Last week, I started to go into some detail about the emotions involved in a prospective customer’s decision to buy a product or service. Fear and Greed top the list (particularly Fear), but there are other emotions to consider as well.
Vanity is a powerful motivator. It is why the beauty product industry, athletic clubs, the diet market and cosmetic surgeons all continue to thrive even in today’s current economic downturn. Everyone wants to feel better about themselves and like the person they see in the mirror (as well as be attractive to potential romantic interests) and they’re usually willing to pay good money toward that end. However, this does not mean that playing on vanity is limited to the sale of self-improvement products.
It’s something that auto makers have known since the 1920s, when automobiles transitioned from a rich man’s toy into an everyday tool of the masses. I recall an ad for a certain German sportscar that aired sometime in the mid-to-late 1970s. It began with a shot of a very handsome and well-dressed gentleman getting out of the vehicle and a voice-over narration that said (in a very deep, masculine and authoritative voice): “This man earns fifty thousand dollars a year…” (this was a time when $50K a year was considered quite a hefty income, of course).
All-in-all, it was a powerful image and presentation. It is not difficult to imagine how any man might have wanted to put himself in that guy’s shoes (need I mention that later in the ad, the driver winds up with a gorgeous young woman on his arm, which whom he later drives off with into the sunset?)
Designer clothing is another product that often relies on vanity in order to appeal to consumers. It is of course impossible to ignore the fact that the people (of both genders) who model such clothing are invariably beautiful and often placed into glamorous settings?
It’s not just designer clothing, of course. In fact, the clothing industry appeals to vanity in ways that are often subtle. Consider work boots and western wear, with ads depicting rugged, hard-working, tough-looking guys. Men who are part of this target market generally like to think of themselves this way; if wearing such clothing helps to reinforce this self image, they’re likely to buy it. Another example: certain clothing manufacturers who promote the fact that their products are made in the U.S.A. by workers making a family-wage working with environmentally-friendly, fair-trade materials. Surely, supporting such a business is morally the right thing to do – but again, vanity can come into the equation here as well. After all, won’t others think better of you if you are supporting domestic industries and helping the planet?

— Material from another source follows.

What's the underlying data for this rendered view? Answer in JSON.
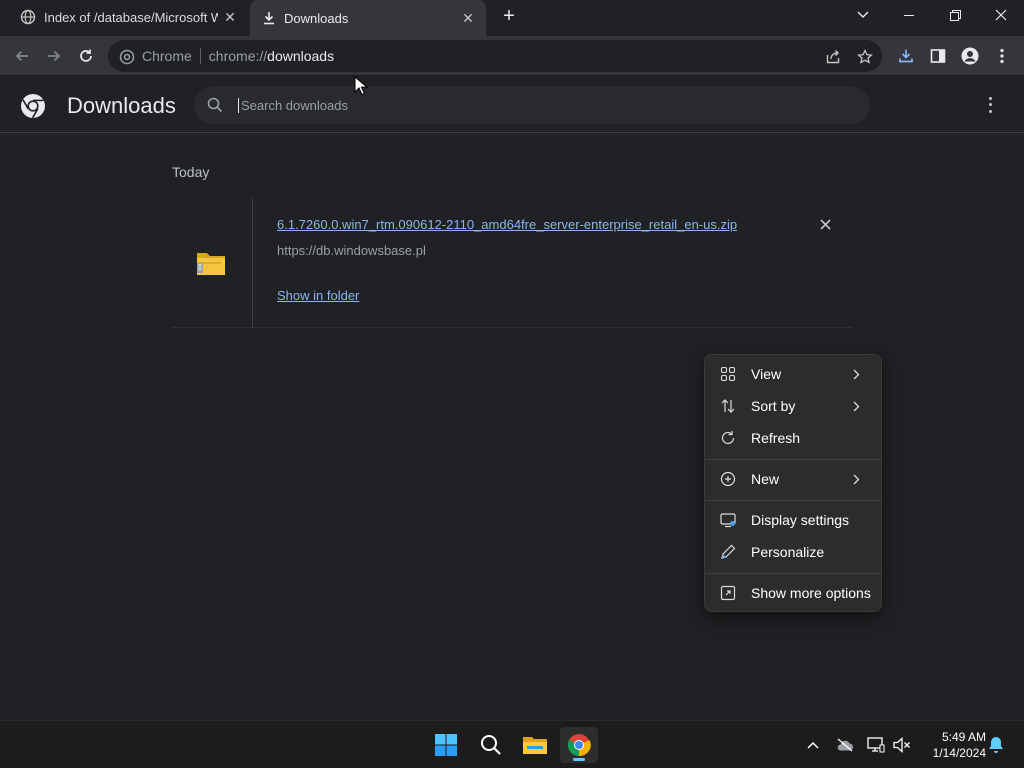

Of course, nobody wants to be thought of as “vain” – but let’s be honest – all of us (myself included) have our vanties, whether it is about our looks, our posessions, our creations or something else. Deftly handled, vanity can be a powerful sales tool.